Myth #1: The Run & Shoot is a flash in the pan passing game
The Run & Shoot is what your personnel dictates it to be. Some years it may be a "flash in the pan" passing attack. Some coaches lend themselves to utilizing the offense in this way (Mauk at Kenton). However, the Run & Shoot can equally be as effective as a run first offense. As long as there is sufficient threat for a QB to at least make hot reads and throws to keep the defense from stacking the box, the offense can flourish as a running attack. The 6-7 defenders normally in the box cannot effectively account for the QB and Singleback running the ball out of the run and shoot. In sheer numbers you have 7 on 7, or 7 on 6. Further, if you employ option concepts into the run and shoot (zone read, counter option/dart read, speed option) it makes one defender less to be blocked because he is the "read key". Therefore, the numbers become skewed to 7 on 6 (If 7 in the box) or 7 on 5 (if 6 are in the box) in the offenses' favor. One doesn't need to look any further than the fact that Valley View has had two singlebacks near or above 2,000 yards when employing the Run & Shoot. Furthermore, Covington runs the option out of the 2x2 formation to great success, dominating the Cross County Conference and being a perennial playoff team.

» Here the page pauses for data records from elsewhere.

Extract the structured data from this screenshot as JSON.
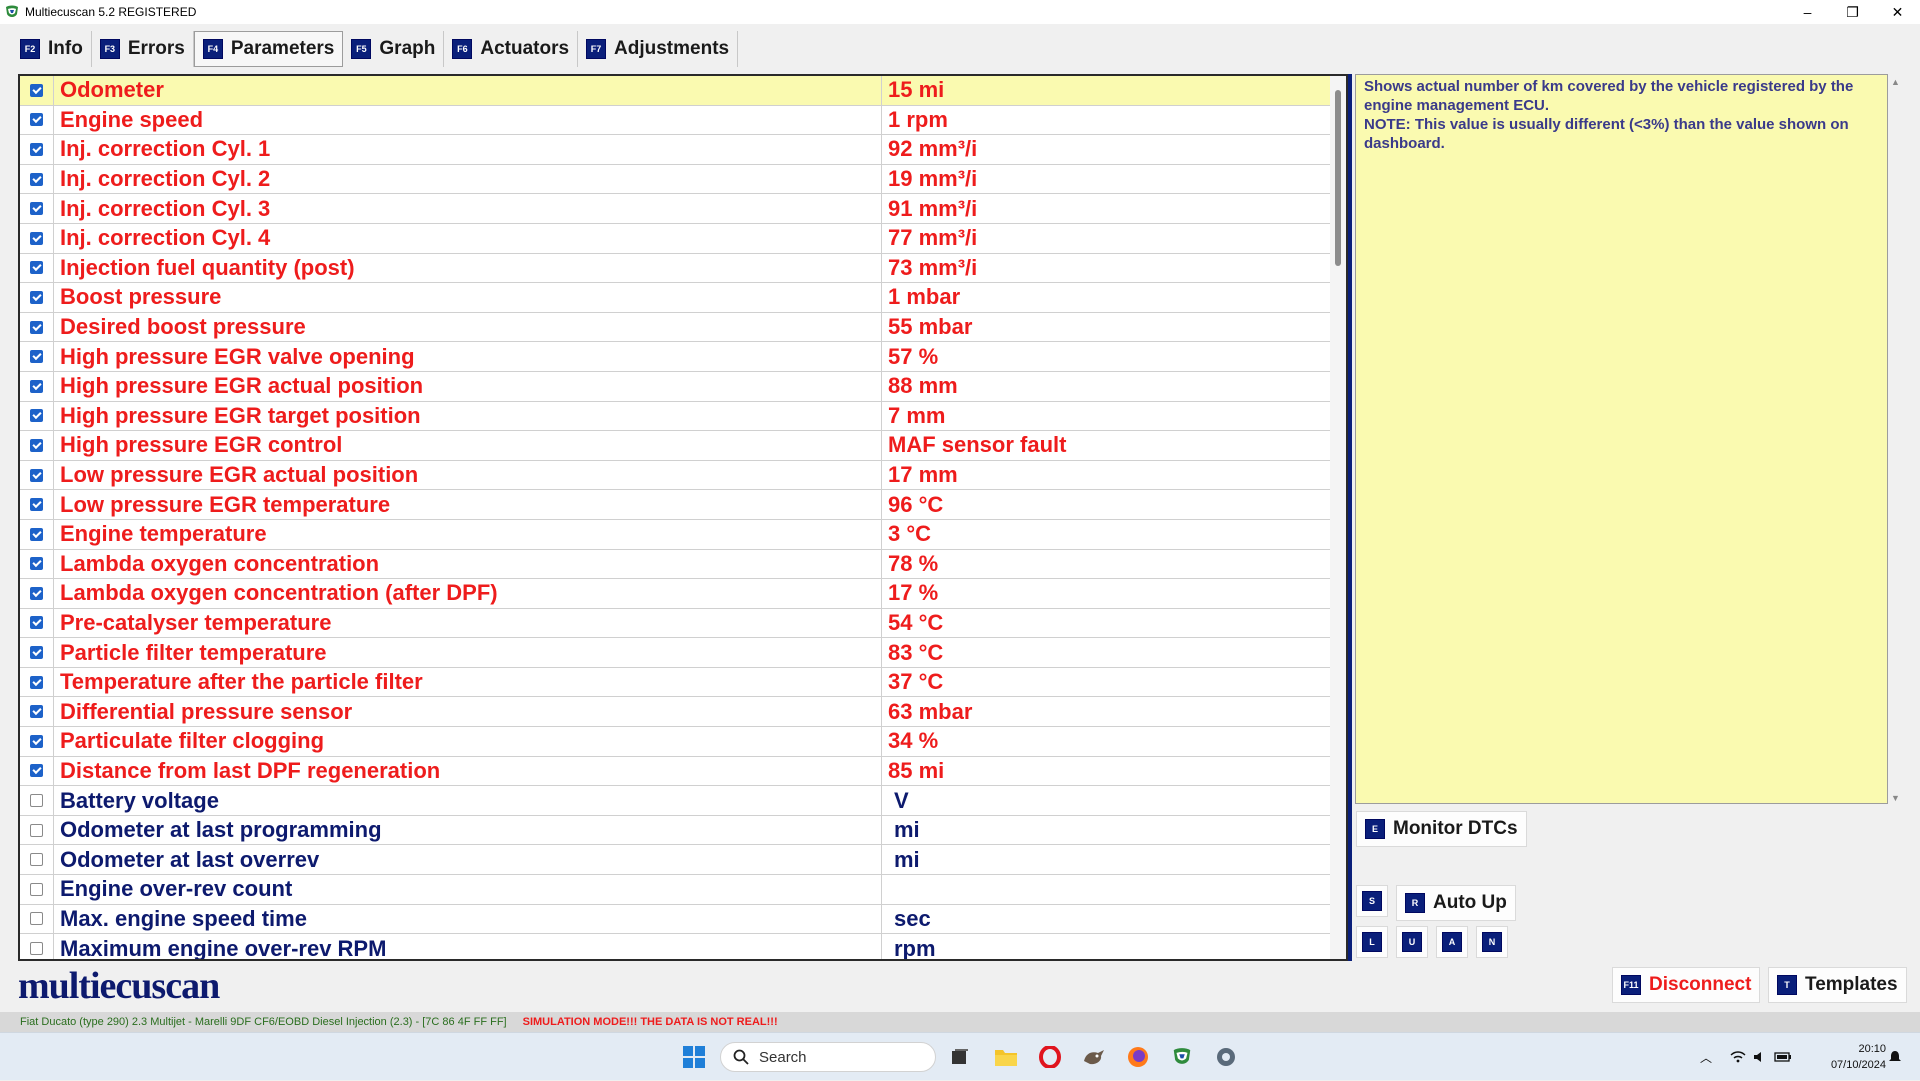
{
  "window": {
    "title": "Multiecuscan 5.2 REGISTERED",
    "controls": [
      "–",
      "❐",
      "✕"
    ]
  },
  "tabs": [
    {
      "key": "F2",
      "label": "Info",
      "active": false
    },
    {
      "key": "F3",
      "label": "Errors",
      "active": false
    },
    {
      "key": "F4",
      "label": "Parameters",
      "active": true
    },
    {
      "key": "F5",
      "label": "Graph",
      "active": false
    },
    {
      "key": "F6",
      "label": "Actuators",
      "active": false
    },
    {
      "key": "F7",
      "label": "Adjustments",
      "active": false
    }
  ],
  "parameters": [
    {
      "name": "Odometer",
      "value": "15 mi",
      "checked": true,
      "selected": true
    },
    {
      "name": "Engine speed",
      "value": "1 rpm",
      "checked": true
    },
    {
      "name": "Inj. correction Cyl. 1",
      "value": "92 mm³/i",
      "checked": true
    },
    {
      "name": "Inj. correction Cyl. 2",
      "value": "19 mm³/i",
      "checked": true
    },
    {
      "name": "Inj. correction Cyl. 3",
      "value": "91 mm³/i",
      "checked": true
    },
    {
      "name": "Inj. correction Cyl. 4",
      "value": "77 mm³/i",
      "checked": true
    },
    {
      "name": "Injection fuel quantity (post)",
      "value": "73 mm³/i",
      "checked": true
    },
    {
      "name": "Boost pressure",
      "value": "1 mbar",
      "checked": true
    },
    {
      "name": "Desired boost pressure",
      "value": "55 mbar",
      "checked": true
    },
    {
      "name": "High pressure EGR valve opening",
      "value": "57 %",
      "checked": true
    },
    {
      "name": "High pressure EGR actual position",
      "value": "88 mm",
      "checked": true
    },
    {
      "name": "High pressure EGR target position",
      "value": "7 mm",
      "checked": true
    },
    {
      "name": "High pressure EGR control",
      "value": "MAF sensor fault",
      "checked": true
    },
    {
      "name": "Low pressure EGR actual position",
      "value": "17 mm",
      "checked": true
    },
    {
      "name": "Low pressure EGR temperature",
      "value": "96 °C",
      "checked": true
    },
    {
      "name": "Engine temperature",
      "value": "3 °C",
      "checked": true
    },
    {
      "name": "Lambda oxygen concentration",
      "value": "78 %",
      "checked": true
    },
    {
      "name": "Lambda oxygen concentration (after DPF)",
      "value": "17 %",
      "checked": true
    },
    {
      "name": "Pre-catalyser temperature",
      "value": "54 °C",
      "checked": true
    },
    {
      "name": "Particle filter temperature",
      "value": "83 °C",
      "checked": true
    },
    {
      "name": "Temperature after the particle filter",
      "value": "37 °C",
      "checked": true
    },
    {
      "name": "Differential pressure sensor",
      "value": "63 mbar",
      "checked": true
    },
    {
      "name": "Particulate filter clogging",
      "value": "34 %",
      "checked": true
    },
    {
      "name": "Distance from last DPF regeneration",
      "value": "85 mi",
      "checked": true
    },
    {
      "name": "Battery voltage",
      "value": "V",
      "checked": false
    },
    {
      "name": "Odometer at last programming",
      "value": "mi",
      "checked": false
    },
    {
      "name": "Odometer at last overrev",
      "value": "mi",
      "checked": false
    },
    {
      "name": "Engine over-rev count",
      "value": "",
      "checked": false
    },
    {
      "name": "Max. engine speed time",
      "value": "sec",
      "checked": false
    },
    {
      "name": "Maximum engine over-rev RPM",
      "value": "rpm",
      "checked": false
    }
  ],
  "description": {
    "line1": "Shows actual number of km covered by the vehicle registered by the engine management ECU.",
    "line2": "NOTE: This value is usually different (<3%) than the value shown on dashboard."
  },
  "buttons": {
    "monitor_dtcs": {
      "key": "E",
      "label": "Monitor DTCs"
    },
    "s": {
      "key": "S"
    },
    "auto_up": {
      "key": "R",
      "label": "Auto Up"
    },
    "l": {
      "key": "L"
    },
    "u": {
      "key": "U"
    },
    "a": {
      "key": "A"
    },
    "n": {
      "key": "N"
    },
    "disconnect": {
      "key": "F11",
      "label": "Disconnect"
    },
    "templates": {
      "key": "T",
      "label": "Templates"
    }
  },
  "logo": "multiecuscan",
  "status": {
    "vehicle": "Fiat Ducato (type 290) 2.3 Multijet - Marelli 9DF CF6/EOBD Diesel Injection (2.3) - [7C 86 4F FF FF]",
    "simulation": "SIMULATION MODE!!! THE DATA IS NOT REAL!!!"
  },
  "taskbar": {
    "search_placeholder": "Search",
    "time": "20:10",
    "date": "07/10/2024"
  },
  "colors": {
    "active_param": "#ee1c1c",
    "inactive_param": "#0d1a6e",
    "selected_row": "#fafab0",
    "fkey_badge": "#0a1f7a"
  }
}
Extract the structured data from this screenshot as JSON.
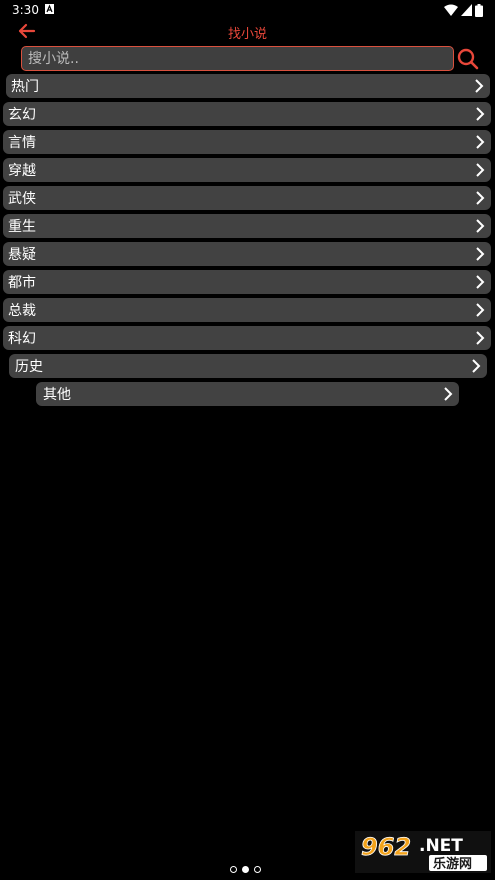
{
  "status_bar": {
    "time": "3:30"
  },
  "header": {
    "title": "找小说"
  },
  "search": {
    "placeholder": "搜小说.."
  },
  "categories": [
    {
      "label": "热门"
    },
    {
      "label": "玄幻"
    },
    {
      "label": "言情"
    },
    {
      "label": "穿越"
    },
    {
      "label": "武侠"
    },
    {
      "label": "重生"
    },
    {
      "label": "悬疑"
    },
    {
      "label": "都市"
    },
    {
      "label": "总裁"
    },
    {
      "label": "科幻"
    },
    {
      "label": "历史"
    },
    {
      "label": "其他"
    }
  ],
  "pager": {
    "active_index": 1,
    "count": 3
  },
  "colors": {
    "accent": "#e8473a",
    "background": "#000000",
    "item_background": "#424242"
  },
  "watermark": {
    "text": "962.NET 乐游网"
  }
}
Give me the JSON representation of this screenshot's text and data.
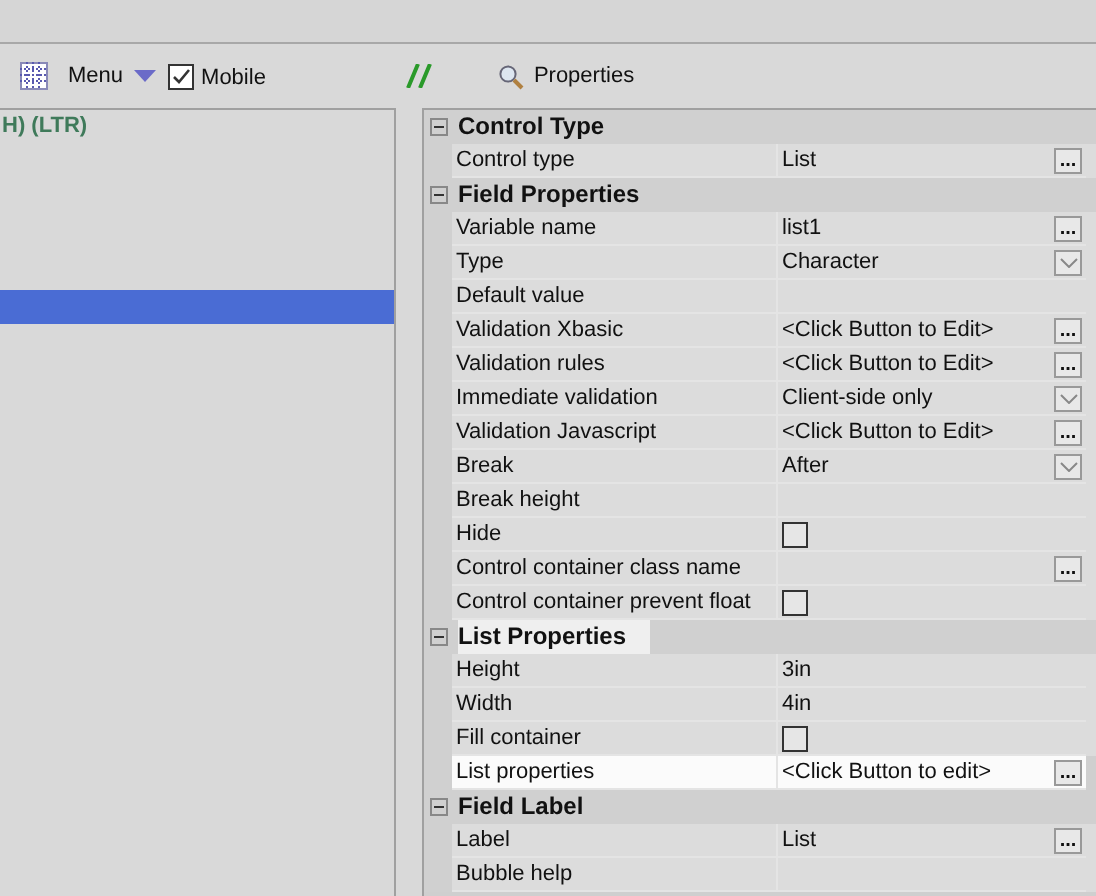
{
  "toolbar": {
    "menu_label": "Menu",
    "mobile": {
      "label": "Mobile",
      "checked": true
    },
    "properties_label": "Properties"
  },
  "tree": {
    "heading": "H) (LTR)",
    "selection_visible": true
  },
  "property_grid": {
    "sections": [
      {
        "title": "Control Type",
        "expanded": true,
        "highlighted": false,
        "rows": [
          {
            "label": "Control type",
            "kind": "text",
            "value": "List",
            "button": "...",
            "highlighted": false
          }
        ]
      },
      {
        "title": "Field Properties",
        "expanded": true,
        "highlighted": false,
        "rows": [
          {
            "label": "Variable name",
            "kind": "text",
            "value": "list1",
            "button": "...",
            "highlighted": false
          },
          {
            "label": "Type",
            "kind": "text",
            "value": "Character",
            "dropdown": true,
            "highlighted": false
          },
          {
            "label": "Default value",
            "kind": "text",
            "highlighted": false
          },
          {
            "label": "Validation Xbasic",
            "kind": "text",
            "value": "<Click Button to Edit>",
            "button": "...",
            "highlighted": false
          },
          {
            "label": "Validation rules",
            "kind": "text",
            "value": "<Click Button to Edit>",
            "button": "...",
            "highlighted": false
          },
          {
            "label": "Immediate validation",
            "kind": "text",
            "value": "Client-side only",
            "dropdown": true,
            "highlighted": false
          },
          {
            "label": "Validation Javascript",
            "kind": "text",
            "value": "<Click Button to Edit>",
            "button": "...",
            "highlighted": false
          },
          {
            "label": "Break",
            "kind": "text",
            "value": "After",
            "dropdown": true,
            "highlighted": false
          },
          {
            "label": "Break height",
            "kind": "text",
            "highlighted": false
          },
          {
            "label": "Hide",
            "kind": "checkbox",
            "checked": false,
            "highlighted": false
          },
          {
            "label": "Control container class name",
            "kind": "text",
            "button": "...",
            "highlighted": false
          },
          {
            "label": "Control container prevent float",
            "kind": "checkbox",
            "checked": false,
            "highlighted": false
          }
        ]
      },
      {
        "title": "List Properties",
        "expanded": true,
        "highlighted": true,
        "rows": [
          {
            "label": "Height",
            "kind": "text",
            "value": "3in",
            "highlighted": false
          },
          {
            "label": "Width",
            "kind": "text",
            "value": "4in",
            "highlighted": false
          },
          {
            "label": "Fill container",
            "kind": "checkbox",
            "checked": false,
            "highlighted": false
          },
          {
            "label": "List properties",
            "kind": "text",
            "value": "<Click Button to edit>",
            "button": "...",
            "highlighted": true
          }
        ]
      },
      {
        "title": "Field Label",
        "expanded": true,
        "highlighted": false,
        "rows": [
          {
            "label": "Label",
            "kind": "text",
            "value": "List",
            "button": "...",
            "highlighted": false
          },
          {
            "label": "Bubble help",
            "kind": "text",
            "highlighted": false
          }
        ]
      }
    ]
  }
}
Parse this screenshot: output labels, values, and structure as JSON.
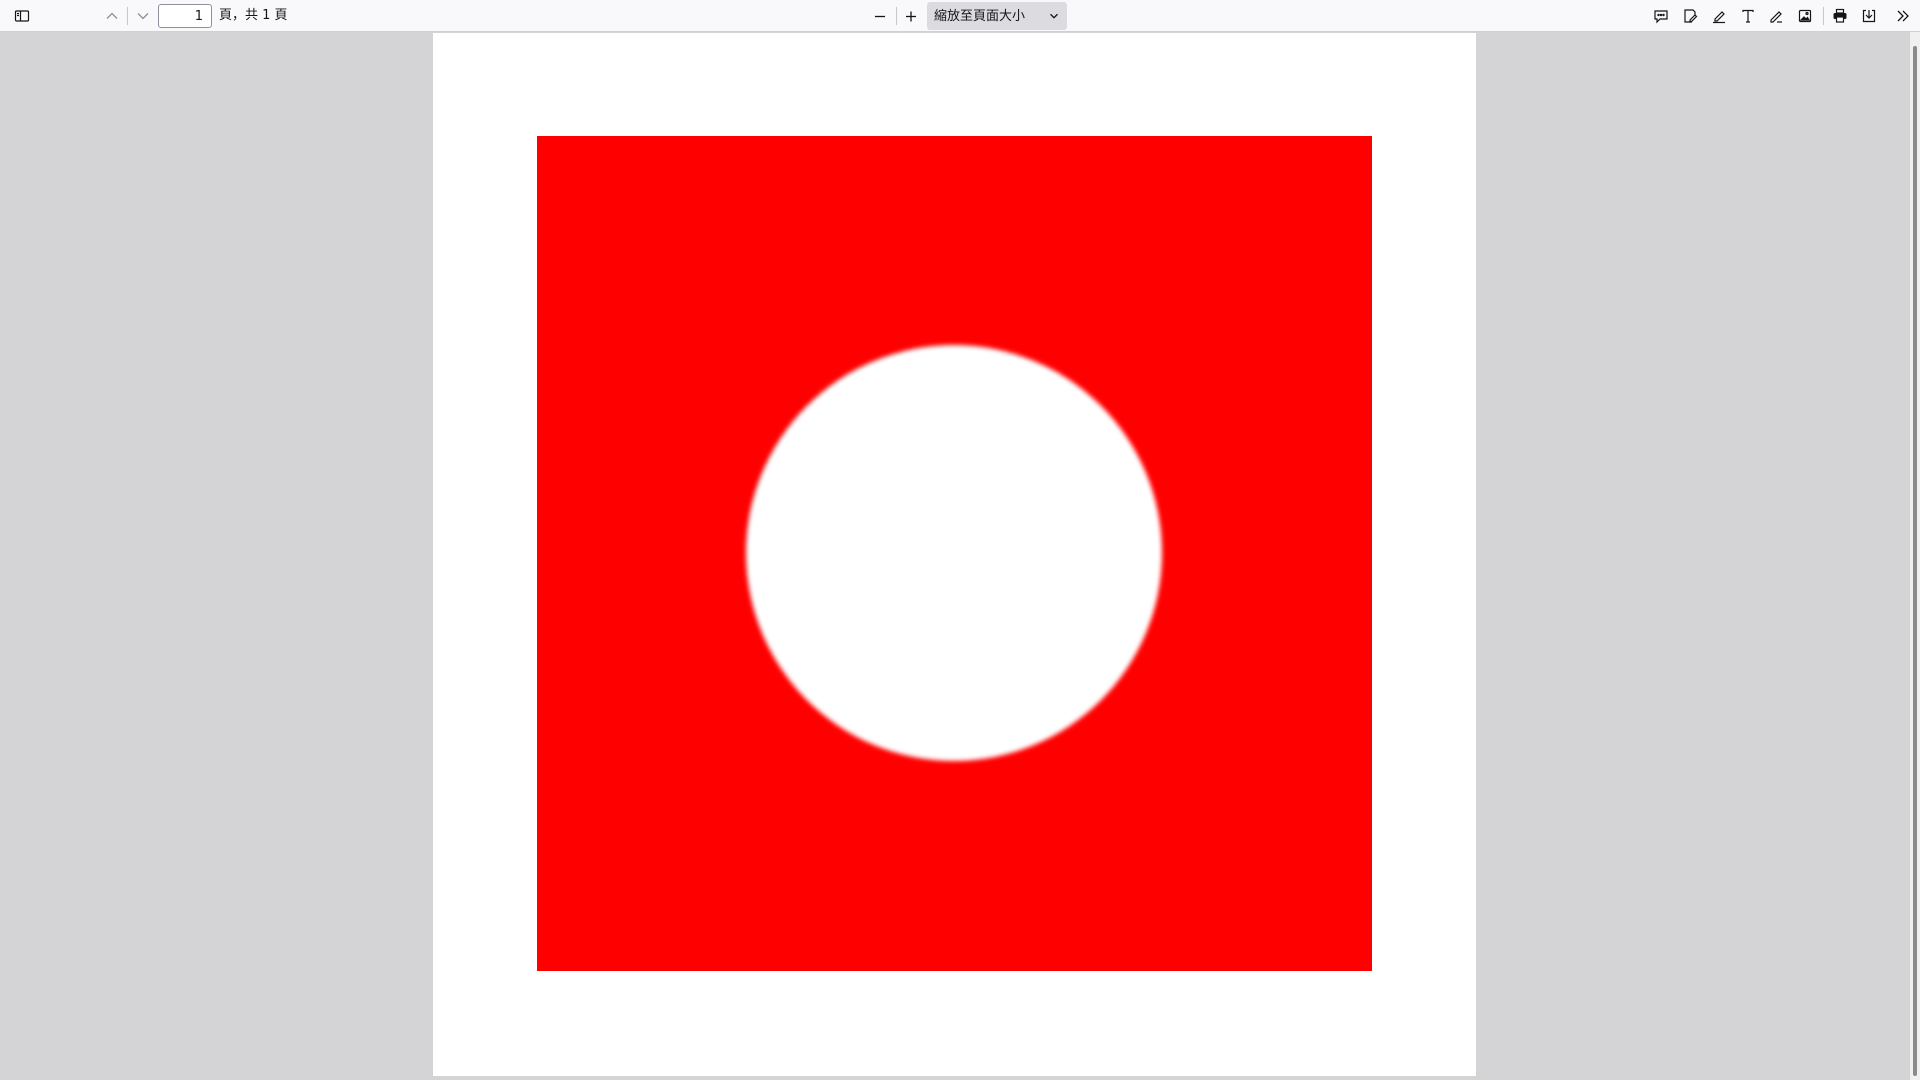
{
  "toolbar": {
    "page_number": "1",
    "page_count_text": "頁，共 1 頁",
    "zoom_label": "縮放至頁面大小"
  },
  "icons": {
    "sidebar": "sidebar-toggle-icon",
    "prev": "chevron-up-icon",
    "next": "chevron-down-icon",
    "zoom_out": "minus-icon",
    "zoom_in": "plus-icon",
    "comment": "comment-icon",
    "signature": "signature-icon",
    "highlight": "highlighter-icon",
    "text": "text-icon",
    "draw": "pen-icon",
    "image": "image-icon",
    "print": "print-icon",
    "save": "save-icon",
    "more": "more-tools-icon"
  },
  "document": {
    "background_color": "#ff0000",
    "circle_color": "#ffffff"
  }
}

Myth # 2: Defenses have caught up to the Run & Shoot
While it is true that many teams in the early 1990s had no idea what the heck was going on, and much of the scoring could be attributed to the defensive ineptitude of coordinators, the Run & Shoot cannot be "caught up to" by defenses. Sure, Defensive Coordinators have a better handle on what is going on and what the Run & Shoot is trying to do to them. They have adapted better defense schemes to put more athletes and speed on the field and have had some success or at least closed the glaring gap that was present in the early years.
However, for one reason......the defenses can never "Catch up" to the Run & Shoot when it is executed properly....
Whats the reason? The offense is not static, it is dynamic. The whole offensive philosophy is based on reacting to what the defense presents you after the snap of the football. Therefore, if the players running the Run & Shoot execute, they convert their routes based on coverage etc., a defense can NEVER be right.
Many people claim the answer is to heat up the QB. They say it will throw off the timing or at the very least you will give up point but knock him out of the game. I personally would never blitz the heck out of a Run & Shoot team with any regularity. If you are going to blitz is must be at a calculated time, and you must vary the look and who is blitzing in an attempt to cause misreads and confusion. Otherwise, you will likely see the scoreboard light up.
Next time: Personnel required to effectively run the Run & Shoot.